In your article you say, ‘“Either give me some hard numbers about the crime level among illegal immigrants or start identifying the citizenship status of all alleged perpetrators in crime stories’”. Well, how about the fact that all illegal immigrants are, by definition, criminals (considering that they are here illegally). The fact that they are unwilling to live by the rules is a slap in the face to all of the legal immigrants who wish to be Americans and who work to be productive members of this society. Is it so difficult to understand that law and order requires that all people wishing to live in America follow the lawful procedures to become Americans? Why is it so easy for you to label someone like me a xenophobe simply because I would like people to follow the law?

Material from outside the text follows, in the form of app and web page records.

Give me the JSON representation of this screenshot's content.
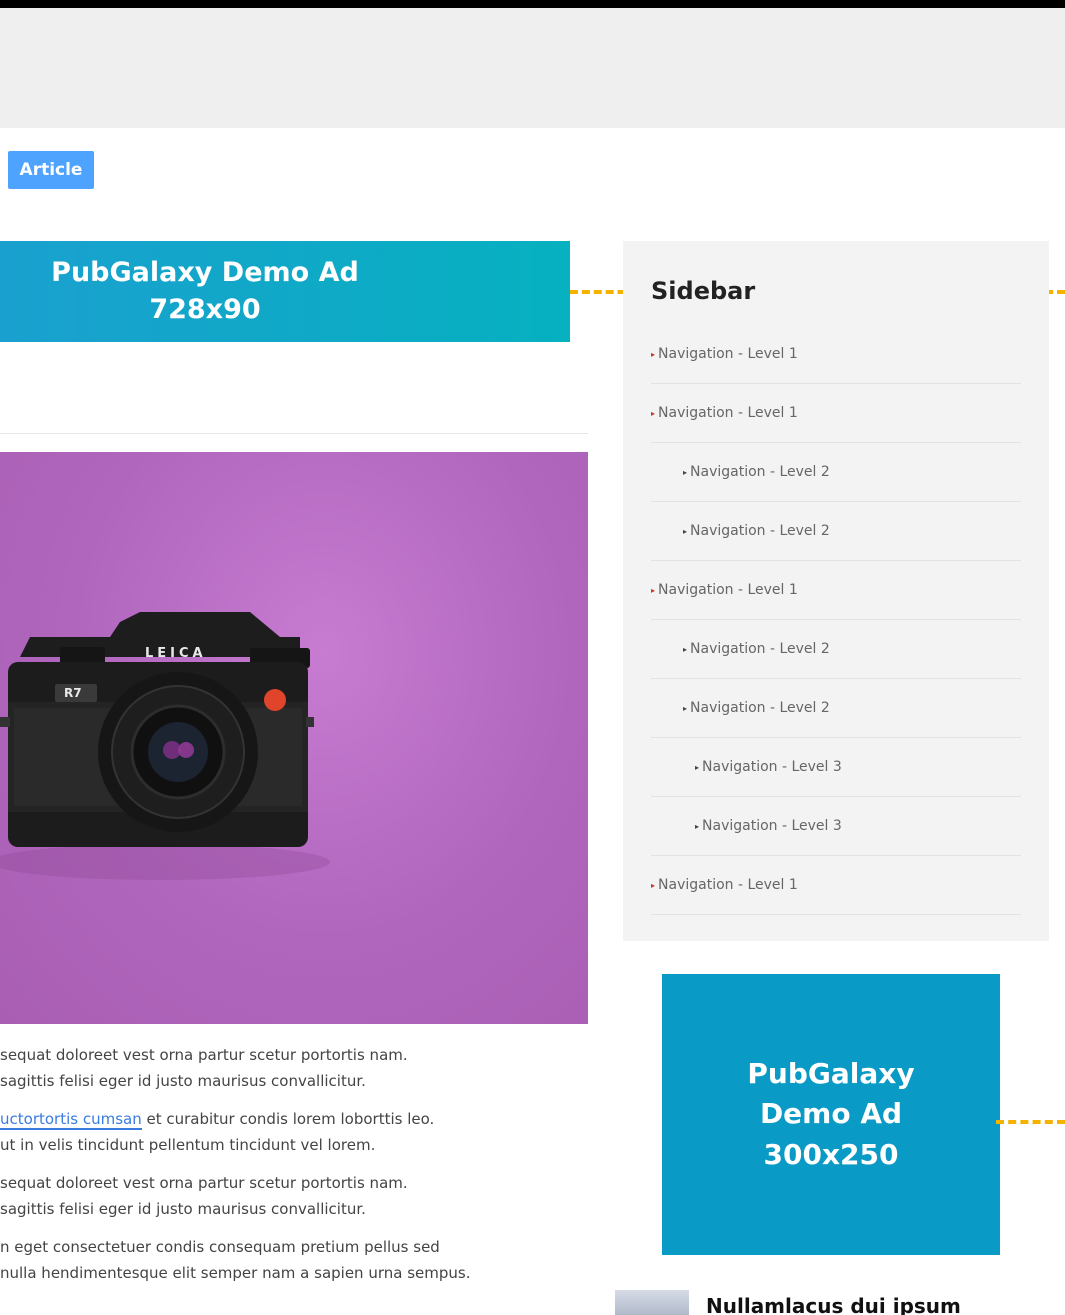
{
  "tag": {
    "label": "Article"
  },
  "ads": {
    "top_line1": "PubGalaxy Demo Ad",
    "top_line2": "728x90",
    "side_line1": "PubGalaxy",
    "side_line2": "Demo Ad",
    "side_line3": "300x250"
  },
  "sidebar": {
    "title": "Sidebar",
    "items": [
      {
        "label": "Navigation - Level 1",
        "level": 1
      },
      {
        "label": "Navigation - Level 1",
        "level": 1
      },
      {
        "label": "Navigation - Level 2",
        "level": 2
      },
      {
        "label": "Navigation - Level 2",
        "level": 2
      },
      {
        "label": "Navigation - Level 1",
        "level": 1
      },
      {
        "label": "Navigation - Level 2",
        "level": 2
      },
      {
        "label": "Navigation - Level 2",
        "level": 2
      },
      {
        "label": "Navigation - Level 3",
        "level": 3
      },
      {
        "label": "Navigation - Level 3",
        "level": 3
      },
      {
        "label": "Navigation - Level 1",
        "level": 1
      }
    ]
  },
  "article": {
    "p1_line1": "sequat doloreet vest orna partur scetur portortis nam.",
    "p1_line2": "sagittis felisi eger id justo maurisus convallicitur.",
    "p2_link": "uctortortis cumsan",
    "p2_line1_rest": " et curabitur condis lorem loborttis leo.",
    "p2_line2": "ut in velis tincidunt pellentum tincidunt vel lorem.",
    "p3_line1": "sequat doloreet vest orna partur scetur portortis nam.",
    "p3_line2": "sagittis felisi eger id justo maurisus convallicitur.",
    "p4_line1": "n eget consectetuer condis consequam pretium pellus sed",
    "p4_line2": "nulla hendimentesque elit semper nam a sapien urna sempus."
  },
  "hero_image": {
    "camera_brand": "LEICA",
    "model": "R7"
  },
  "recent_post": {
    "title": "Nullamlacus dui ipsum"
  }
}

You also say ‘“Undocumented immigrants, who often come to America seeking the same economic opportunity as my Irish and German ancestors, are hardly freeloaders.’” While this may be true in some cases, there are numerous ‘“undocumented’” workers who are not paying taxes. These are the ‘“domestic’” workers, housekeepers, nannies, farm labor, etc. These people do not pay into taxes, social security or Medicare as they are paid in cash. They do not contribute to our society and yet they are entitled to the same social services that I am. While I realize that there are many Americans who would fit this profile, it does not excuse the actions of illegals or make it right for them to ‘“freeload.’”

Again, I would point out that my Irish and German ancestors also had to follow the laws when they arrived here. They were held, had to learn English, had to be sponsored, etc.

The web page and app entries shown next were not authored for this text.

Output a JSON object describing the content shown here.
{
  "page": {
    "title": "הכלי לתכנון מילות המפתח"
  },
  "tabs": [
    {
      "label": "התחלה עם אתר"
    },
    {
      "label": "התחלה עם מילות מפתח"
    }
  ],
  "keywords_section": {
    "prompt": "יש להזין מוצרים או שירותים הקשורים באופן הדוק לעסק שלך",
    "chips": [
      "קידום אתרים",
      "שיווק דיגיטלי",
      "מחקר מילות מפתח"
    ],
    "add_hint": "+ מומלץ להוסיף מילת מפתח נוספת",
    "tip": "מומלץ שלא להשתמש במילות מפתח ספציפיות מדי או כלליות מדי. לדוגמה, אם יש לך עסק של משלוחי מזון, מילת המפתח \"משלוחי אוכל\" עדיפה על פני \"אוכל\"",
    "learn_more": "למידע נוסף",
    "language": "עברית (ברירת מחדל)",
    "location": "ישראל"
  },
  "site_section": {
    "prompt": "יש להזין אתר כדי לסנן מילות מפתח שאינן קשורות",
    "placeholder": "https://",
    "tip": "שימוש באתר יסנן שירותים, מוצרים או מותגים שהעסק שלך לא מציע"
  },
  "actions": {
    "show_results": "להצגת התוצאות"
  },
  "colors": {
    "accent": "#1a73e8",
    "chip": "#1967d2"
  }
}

As for the ‘“plight’” of ‘“undocumented immigrants’”, well, I honestly don’t care. So sad that there is a language barrier ‘— maybe they should learn our language. So sad that they live in substandard housing ‘— maybe they should have thought about that prior to breaking our laws and crossing our borders illegally. What a sad situation that they need to be educated ‘— maybe they should have waited their turn to come here legally to be educated and seek a better life.

The fact remains that these people are a burden on an already burdened society. They ignore the rules and expect to be treated the same as those who have painstakingly followed the rules. The process is there for a reason. I am not a xenophobe. I applaud those who love our country enough to follow the rules to become citizens. In following the rules, they prove that they are deserving of ‘“the American dream’” and they are willing to work for it. Why should we reward illegals who, obviously, lack respect for our laws from the moment they cross the border? Why should we treat them the same as those who respect America enough to follow the rule of law to become citizens?

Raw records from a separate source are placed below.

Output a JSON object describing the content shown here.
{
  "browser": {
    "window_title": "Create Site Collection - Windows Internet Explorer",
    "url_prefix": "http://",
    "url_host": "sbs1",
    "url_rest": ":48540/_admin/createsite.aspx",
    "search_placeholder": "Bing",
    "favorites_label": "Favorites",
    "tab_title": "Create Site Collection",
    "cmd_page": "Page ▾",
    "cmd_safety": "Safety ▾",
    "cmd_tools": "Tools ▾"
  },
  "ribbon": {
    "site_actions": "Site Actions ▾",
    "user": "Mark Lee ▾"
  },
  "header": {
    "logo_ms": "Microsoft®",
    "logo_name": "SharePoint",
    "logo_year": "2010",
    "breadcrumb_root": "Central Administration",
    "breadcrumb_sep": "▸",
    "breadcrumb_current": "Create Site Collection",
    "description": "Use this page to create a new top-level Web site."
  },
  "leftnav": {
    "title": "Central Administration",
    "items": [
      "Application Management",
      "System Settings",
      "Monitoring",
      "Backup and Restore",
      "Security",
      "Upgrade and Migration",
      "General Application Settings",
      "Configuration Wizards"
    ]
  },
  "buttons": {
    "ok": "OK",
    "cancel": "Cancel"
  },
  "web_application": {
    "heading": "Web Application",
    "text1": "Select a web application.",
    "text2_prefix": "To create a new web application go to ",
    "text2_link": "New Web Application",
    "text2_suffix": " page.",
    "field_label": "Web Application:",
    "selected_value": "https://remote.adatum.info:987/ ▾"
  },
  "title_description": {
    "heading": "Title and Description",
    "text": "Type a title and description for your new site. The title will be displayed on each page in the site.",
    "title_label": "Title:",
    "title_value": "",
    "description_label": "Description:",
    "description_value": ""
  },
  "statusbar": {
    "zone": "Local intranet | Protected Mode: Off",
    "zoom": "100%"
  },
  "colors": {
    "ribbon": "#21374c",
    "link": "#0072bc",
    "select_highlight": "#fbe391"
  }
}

Thanks for hearing me out.

Melanie Merritt

East Aurora, NY

Article comments from

Headline of Article: ‘“UFOlogists weigh in on human origin debate’”; Nov. 16, 2005; by Amy Kingsley

Even before I read of any theory concerning humans being created by aliens, I believed in the possibility! There is more to our existence than anyone knows. We were not created from fish to ape to human’… I will never believe that as long as I live. Too much history surrounds the truth that we are not alone. First’… we were not the first ones. Boy, does everyone have a rude awakening when the truth comes out!

Peace out’… I am 50, and no dummy.


Laurens, Iowa